How to complete this task -> Pictures aside, write out the data exactly as it reads.

── Input data ──

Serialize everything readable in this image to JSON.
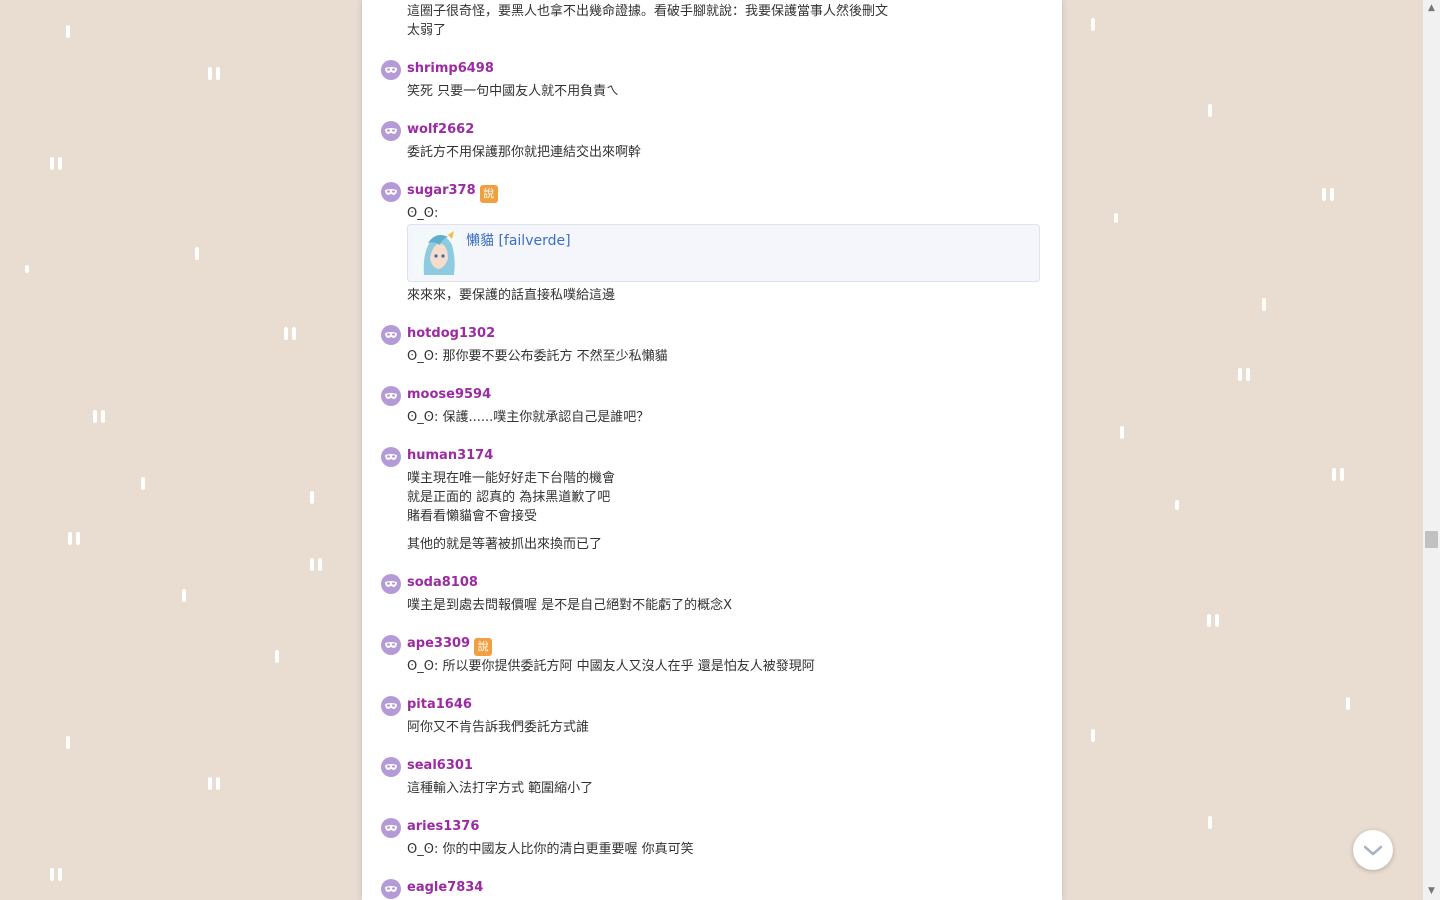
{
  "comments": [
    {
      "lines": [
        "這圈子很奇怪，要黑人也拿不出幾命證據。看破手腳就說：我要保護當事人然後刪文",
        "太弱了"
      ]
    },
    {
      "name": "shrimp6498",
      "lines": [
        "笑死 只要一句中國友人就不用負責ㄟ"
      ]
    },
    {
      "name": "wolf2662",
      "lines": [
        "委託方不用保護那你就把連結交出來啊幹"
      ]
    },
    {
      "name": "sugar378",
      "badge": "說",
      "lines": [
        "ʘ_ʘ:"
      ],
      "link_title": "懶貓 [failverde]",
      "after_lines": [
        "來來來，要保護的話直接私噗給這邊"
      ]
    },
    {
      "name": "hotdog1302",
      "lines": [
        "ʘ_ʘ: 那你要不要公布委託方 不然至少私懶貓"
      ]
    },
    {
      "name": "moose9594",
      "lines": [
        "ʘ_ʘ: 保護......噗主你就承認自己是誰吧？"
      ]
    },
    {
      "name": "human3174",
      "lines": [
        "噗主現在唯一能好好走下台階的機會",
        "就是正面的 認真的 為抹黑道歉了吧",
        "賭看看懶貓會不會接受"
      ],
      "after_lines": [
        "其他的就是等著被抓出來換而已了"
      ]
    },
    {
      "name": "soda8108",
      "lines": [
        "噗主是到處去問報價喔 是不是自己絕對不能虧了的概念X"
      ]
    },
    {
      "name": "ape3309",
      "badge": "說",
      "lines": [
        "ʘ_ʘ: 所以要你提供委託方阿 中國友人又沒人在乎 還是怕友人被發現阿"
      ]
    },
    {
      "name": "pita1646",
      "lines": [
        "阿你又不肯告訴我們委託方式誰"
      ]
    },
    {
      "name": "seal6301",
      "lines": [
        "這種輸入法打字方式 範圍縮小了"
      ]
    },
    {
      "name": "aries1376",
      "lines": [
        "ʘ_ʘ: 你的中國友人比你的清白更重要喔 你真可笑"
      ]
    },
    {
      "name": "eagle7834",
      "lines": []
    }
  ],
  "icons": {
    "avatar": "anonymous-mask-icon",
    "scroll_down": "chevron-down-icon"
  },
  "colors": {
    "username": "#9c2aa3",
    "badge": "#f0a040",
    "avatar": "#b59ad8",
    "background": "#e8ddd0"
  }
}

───

Output of the task ->
Serialize everything readable in this image to JSON.
{
  "comments": [
    {
      "lines": [
        "這圈子很奇怪，要黑人也拿不出幾命證據。看破手腳就說：我要保護當事人然後刪文",
        "太弱了"
      ]
    },
    {
      "name": "shrimp6498",
      "lines": [
        "笑死 只要一句中國友人就不用負責ㄟ"
      ]
    },
    {
      "name": "wolf2662",
      "lines": [
        "委託方不用保護那你就把連結交出來啊幹"
      ]
    },
    {
      "name": "sugar378",
      "badge": "說",
      "lines": [
        "ʘ_ʘ:"
      ],
      "link_title": "懶貓 [failverde]",
      "after_lines": [
        "來來來，要保護的話直接私噗給這邊"
      ]
    },
    {
      "name": "hotdog1302",
      "lines": [
        "ʘ_ʘ: 那你要不要公布委託方 不然至少私懶貓"
      ]
    },
    {
      "name": "moose9594",
      "lines": [
        "ʘ_ʘ: 保護......噗主你就承認自己是誰吧？"
      ]
    },
    {
      "name": "human3174",
      "lines": [
        "噗主現在唯一能好好走下台階的機會",
        "就是正面的 認真的 為抹黑道歉了吧",
        "賭看看懶貓會不會接受"
      ],
      "after_lines": [
        "其他的就是等著被抓出來換而已了"
      ]
    },
    {
      "name": "soda8108",
      "lines": [
        "噗主是到處去問報價喔 是不是自己絕對不能虧了的概念X"
      ]
    },
    {
      "name": "ape3309",
      "badge": "說",
      "lines": [
        "ʘ_ʘ: 所以要你提供委託方阿 中國友人又沒人在乎 還是怕友人被發現阿"
      ]
    },
    {
      "name": "pita1646",
      "lines": [
        "阿你又不肯告訴我們委託方式誰"
      ]
    },
    {
      "name": "seal6301",
      "lines": [
        "這種輸入法打字方式 範圍縮小了"
      ]
    },
    {
      "name": "aries1376",
      "lines": [
        "ʘ_ʘ: 你的中國友人比你的清白更重要喔 你真可笑"
      ]
    },
    {
      "name": "eagle7834",
      "lines": []
    }
  ],
  "icons": {
    "avatar": "anonymous-mask-icon",
    "scroll_down": "chevron-down-icon"
  },
  "colors": {
    "username": "#9c2aa3",
    "badge": "#f0a040",
    "avatar": "#b59ad8",
    "background": "#e8ddd0"
  }
}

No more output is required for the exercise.